## [Exercise objective]
Whatever pictures appear, omit them, and repeat the data below exactly.

-----

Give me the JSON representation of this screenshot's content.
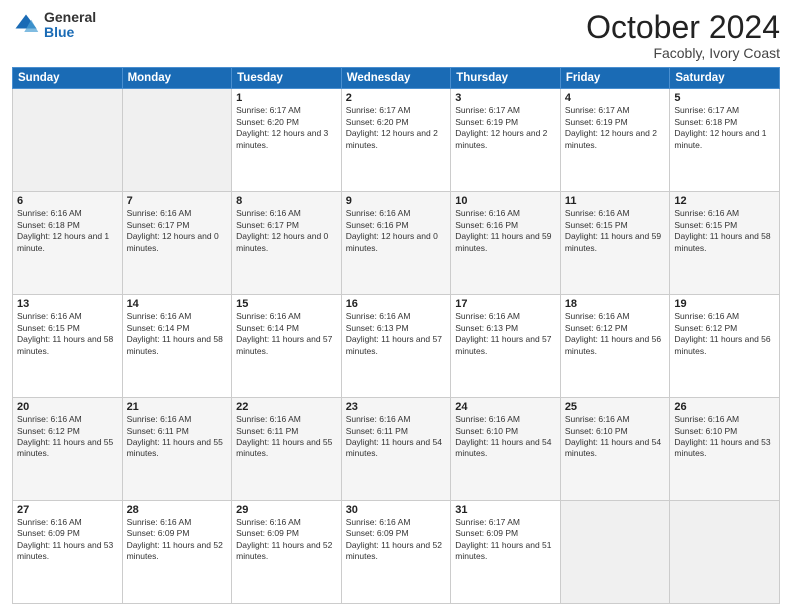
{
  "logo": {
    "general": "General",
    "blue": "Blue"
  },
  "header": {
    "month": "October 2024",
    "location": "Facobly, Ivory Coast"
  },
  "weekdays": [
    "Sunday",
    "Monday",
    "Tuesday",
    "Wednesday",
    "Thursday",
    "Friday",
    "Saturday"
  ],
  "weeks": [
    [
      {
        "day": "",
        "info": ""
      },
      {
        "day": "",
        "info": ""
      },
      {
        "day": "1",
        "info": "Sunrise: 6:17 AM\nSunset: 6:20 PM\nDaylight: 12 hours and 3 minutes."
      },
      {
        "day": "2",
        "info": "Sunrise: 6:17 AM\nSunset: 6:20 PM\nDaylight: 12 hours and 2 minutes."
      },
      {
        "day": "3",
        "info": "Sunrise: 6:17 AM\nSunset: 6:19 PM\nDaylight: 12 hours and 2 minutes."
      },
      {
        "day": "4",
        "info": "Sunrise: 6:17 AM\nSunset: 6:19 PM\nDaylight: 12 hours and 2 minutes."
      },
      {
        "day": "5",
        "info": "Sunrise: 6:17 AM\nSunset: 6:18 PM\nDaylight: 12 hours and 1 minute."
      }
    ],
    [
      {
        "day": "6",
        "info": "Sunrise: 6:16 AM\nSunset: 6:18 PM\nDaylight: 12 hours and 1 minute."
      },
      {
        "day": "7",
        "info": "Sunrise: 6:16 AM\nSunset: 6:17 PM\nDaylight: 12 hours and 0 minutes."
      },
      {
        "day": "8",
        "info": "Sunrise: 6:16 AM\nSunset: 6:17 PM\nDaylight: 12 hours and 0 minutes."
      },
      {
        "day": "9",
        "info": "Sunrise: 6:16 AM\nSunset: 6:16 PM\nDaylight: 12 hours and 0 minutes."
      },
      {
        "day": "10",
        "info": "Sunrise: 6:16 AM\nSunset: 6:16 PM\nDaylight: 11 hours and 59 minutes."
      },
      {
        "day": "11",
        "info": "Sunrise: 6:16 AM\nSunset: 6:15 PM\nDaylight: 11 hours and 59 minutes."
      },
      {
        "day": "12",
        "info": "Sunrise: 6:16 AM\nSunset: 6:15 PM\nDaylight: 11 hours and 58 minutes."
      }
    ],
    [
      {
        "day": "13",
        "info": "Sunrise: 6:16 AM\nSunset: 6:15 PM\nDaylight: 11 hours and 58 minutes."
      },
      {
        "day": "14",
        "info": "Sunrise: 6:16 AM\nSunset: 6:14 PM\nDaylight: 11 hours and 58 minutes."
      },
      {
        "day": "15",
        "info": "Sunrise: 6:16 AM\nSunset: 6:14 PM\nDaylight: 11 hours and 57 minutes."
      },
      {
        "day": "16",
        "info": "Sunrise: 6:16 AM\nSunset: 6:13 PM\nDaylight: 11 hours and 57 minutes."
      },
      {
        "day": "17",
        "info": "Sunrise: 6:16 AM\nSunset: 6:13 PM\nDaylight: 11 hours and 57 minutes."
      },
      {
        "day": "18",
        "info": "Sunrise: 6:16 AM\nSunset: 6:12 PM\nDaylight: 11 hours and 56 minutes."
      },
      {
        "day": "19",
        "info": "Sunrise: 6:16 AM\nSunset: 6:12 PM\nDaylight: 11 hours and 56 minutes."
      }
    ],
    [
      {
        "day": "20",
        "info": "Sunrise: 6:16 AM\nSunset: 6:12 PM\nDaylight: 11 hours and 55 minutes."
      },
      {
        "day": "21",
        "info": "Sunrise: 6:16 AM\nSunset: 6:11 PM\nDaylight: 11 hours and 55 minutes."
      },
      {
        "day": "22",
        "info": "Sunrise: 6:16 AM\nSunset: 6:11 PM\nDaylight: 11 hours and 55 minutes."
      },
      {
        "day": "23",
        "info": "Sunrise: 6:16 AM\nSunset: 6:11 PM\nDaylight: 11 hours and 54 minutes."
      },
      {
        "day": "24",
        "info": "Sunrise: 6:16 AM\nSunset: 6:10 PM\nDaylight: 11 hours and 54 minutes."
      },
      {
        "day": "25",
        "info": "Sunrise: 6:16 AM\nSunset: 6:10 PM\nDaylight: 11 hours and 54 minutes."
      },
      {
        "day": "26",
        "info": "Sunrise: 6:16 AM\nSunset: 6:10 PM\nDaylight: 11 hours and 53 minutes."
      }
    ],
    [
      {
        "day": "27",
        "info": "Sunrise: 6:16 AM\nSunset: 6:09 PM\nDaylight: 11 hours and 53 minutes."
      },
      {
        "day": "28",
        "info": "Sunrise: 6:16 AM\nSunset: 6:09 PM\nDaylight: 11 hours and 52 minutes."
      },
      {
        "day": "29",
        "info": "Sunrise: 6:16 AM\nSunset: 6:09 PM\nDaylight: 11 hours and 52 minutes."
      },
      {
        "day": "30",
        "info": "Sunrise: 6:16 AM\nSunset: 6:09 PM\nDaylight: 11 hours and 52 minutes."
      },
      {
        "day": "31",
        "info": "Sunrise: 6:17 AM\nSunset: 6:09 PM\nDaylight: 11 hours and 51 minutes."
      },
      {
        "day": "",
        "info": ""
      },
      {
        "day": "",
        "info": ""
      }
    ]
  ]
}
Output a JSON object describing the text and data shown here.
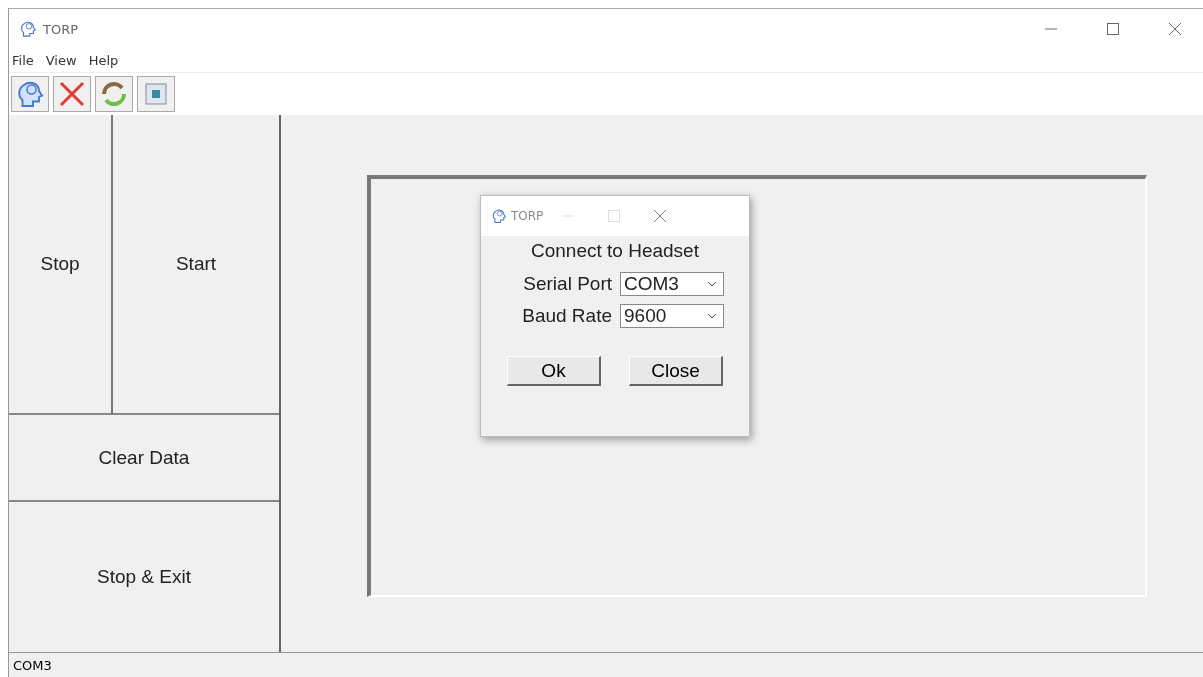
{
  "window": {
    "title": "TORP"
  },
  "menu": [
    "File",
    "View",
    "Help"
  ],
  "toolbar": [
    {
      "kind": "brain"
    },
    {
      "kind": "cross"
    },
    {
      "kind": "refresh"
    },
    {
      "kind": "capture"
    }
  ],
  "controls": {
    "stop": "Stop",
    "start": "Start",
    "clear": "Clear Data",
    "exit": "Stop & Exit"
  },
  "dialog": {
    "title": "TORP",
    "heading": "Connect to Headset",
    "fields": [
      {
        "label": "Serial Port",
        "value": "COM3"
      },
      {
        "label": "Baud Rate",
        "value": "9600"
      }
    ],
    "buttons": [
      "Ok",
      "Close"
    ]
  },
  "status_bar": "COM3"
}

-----

## [Reply]
Give me the JSON representation of this screenshot's content.
{
  "logo": {
    "general": "General",
    "blue": "Blue"
  },
  "header": {
    "month": "October 2024",
    "location": "Facobly, Ivory Coast"
  },
  "weekdays": [
    "Sunday",
    "Monday",
    "Tuesday",
    "Wednesday",
    "Thursday",
    "Friday",
    "Saturday"
  ],
  "weeks": [
    [
      {
        "day": "",
        "info": ""
      },
      {
        "day": "",
        "info": ""
      },
      {
        "day": "1",
        "info": "Sunrise: 6:17 AM\nSunset: 6:20 PM\nDaylight: 12 hours and 3 minutes."
      },
      {
        "day": "2",
        "info": "Sunrise: 6:17 AM\nSunset: 6:20 PM\nDaylight: 12 hours and 2 minutes."
      },
      {
        "day": "3",
        "info": "Sunrise: 6:17 AM\nSunset: 6:19 PM\nDaylight: 12 hours and 2 minutes."
      },
      {
        "day": "4",
        "info": "Sunrise: 6:17 AM\nSunset: 6:19 PM\nDaylight: 12 hours and 2 minutes."
      },
      {
        "day": "5",
        "info": "Sunrise: 6:17 AM\nSunset: 6:18 PM\nDaylight: 12 hours and 1 minute."
      }
    ],
    [
      {
        "day": "6",
        "info": "Sunrise: 6:16 AM\nSunset: 6:18 PM\nDaylight: 12 hours and 1 minute."
      },
      {
        "day": "7",
        "info": "Sunrise: 6:16 AM\nSunset: 6:17 PM\nDaylight: 12 hours and 0 minutes."
      },
      {
        "day": "8",
        "info": "Sunrise: 6:16 AM\nSunset: 6:17 PM\nDaylight: 12 hours and 0 minutes."
      },
      {
        "day": "9",
        "info": "Sunrise: 6:16 AM\nSunset: 6:16 PM\nDaylight: 12 hours and 0 minutes."
      },
      {
        "day": "10",
        "info": "Sunrise: 6:16 AM\nSunset: 6:16 PM\nDaylight: 11 hours and 59 minutes."
      },
      {
        "day": "11",
        "info": "Sunrise: 6:16 AM\nSunset: 6:15 PM\nDaylight: 11 hours and 59 minutes."
      },
      {
        "day": "12",
        "info": "Sunrise: 6:16 AM\nSunset: 6:15 PM\nDaylight: 11 hours and 58 minutes."
      }
    ],
    [
      {
        "day": "13",
        "info": "Sunrise: 6:16 AM\nSunset: 6:15 PM\nDaylight: 11 hours and 58 minutes."
      },
      {
        "day": "14",
        "info": "Sunrise: 6:16 AM\nSunset: 6:14 PM\nDaylight: 11 hours and 58 minutes."
      },
      {
        "day": "15",
        "info": "Sunrise: 6:16 AM\nSunset: 6:14 PM\nDaylight: 11 hours and 57 minutes."
      },
      {
        "day": "16",
        "info": "Sunrise: 6:16 AM\nSunset: 6:13 PM\nDaylight: 11 hours and 57 minutes."
      },
      {
        "day": "17",
        "info": "Sunrise: 6:16 AM\nSunset: 6:13 PM\nDaylight: 11 hours and 57 minutes."
      },
      {
        "day": "18",
        "info": "Sunrise: 6:16 AM\nSunset: 6:12 PM\nDaylight: 11 hours and 56 minutes."
      },
      {
        "day": "19",
        "info": "Sunrise: 6:16 AM\nSunset: 6:12 PM\nDaylight: 11 hours and 56 minutes."
      }
    ],
    [
      {
        "day": "20",
        "info": "Sunrise: 6:16 AM\nSunset: 6:12 PM\nDaylight: 11 hours and 55 minutes."
      },
      {
        "day": "21",
        "info": "Sunrise: 6:16 AM\nSunset: 6:11 PM\nDaylight: 11 hours and 55 minutes."
      },
      {
        "day": "22",
        "info": "Sunrise: 6:16 AM\nSunset: 6:11 PM\nDaylight: 11 hours and 55 minutes."
      },
      {
        "day": "23",
        "info": "Sunrise: 6:16 AM\nSunset: 6:11 PM\nDaylight: 11 hours and 54 minutes."
      },
      {
        "day": "24",
        "info": "Sunrise: 6:16 AM\nSunset: 6:10 PM\nDaylight: 11 hours and 54 minutes."
      },
      {
        "day": "25",
        "info": "Sunrise: 6:16 AM\nSunset: 6:10 PM\nDaylight: 11 hours and 54 minutes."
      },
      {
        "day": "26",
        "info": "Sunrise: 6:16 AM\nSunset: 6:10 PM\nDaylight: 11 hours and 53 minutes."
      }
    ],
    [
      {
        "day": "27",
        "info": "Sunrise: 6:16 AM\nSunset: 6:09 PM\nDaylight: 11 hours and 53 minutes."
      },
      {
        "day": "28",
        "info": "Sunrise: 6:16 AM\nSunset: 6:09 PM\nDaylight: 11 hours and 52 minutes."
      },
      {
        "day": "29",
        "info": "Sunrise: 6:16 AM\nSunset: 6:09 PM\nDaylight: 11 hours and 52 minutes."
      },
      {
        "day": "30",
        "info": "Sunrise: 6:16 AM\nSunset: 6:09 PM\nDaylight: 11 hours and 52 minutes."
      },
      {
        "day": "31",
        "info": "Sunrise: 6:17 AM\nSunset: 6:09 PM\nDaylight: 11 hours and 51 minutes."
      },
      {
        "day": "",
        "info": ""
      },
      {
        "day": "",
        "info": ""
      }
    ]
  ]
}
Output a JSON object describing the text and data shown here.
{
  "window": {
    "title": "TORP"
  },
  "menu": [
    "File",
    "View",
    "Help"
  ],
  "toolbar": [
    {
      "kind": "brain"
    },
    {
      "kind": "cross"
    },
    {
      "kind": "refresh"
    },
    {
      "kind": "capture"
    }
  ],
  "controls": {
    "stop": "Stop",
    "start": "Start",
    "clear": "Clear Data",
    "exit": "Stop & Exit"
  },
  "dialog": {
    "title": "TORP",
    "heading": "Connect to Headset",
    "fields": [
      {
        "label": "Serial Port",
        "value": "COM3"
      },
      {
        "label": "Baud Rate",
        "value": "9600"
      }
    ],
    "buttons": [
      "Ok",
      "Close"
    ]
  },
  "status_bar": "COM3"
}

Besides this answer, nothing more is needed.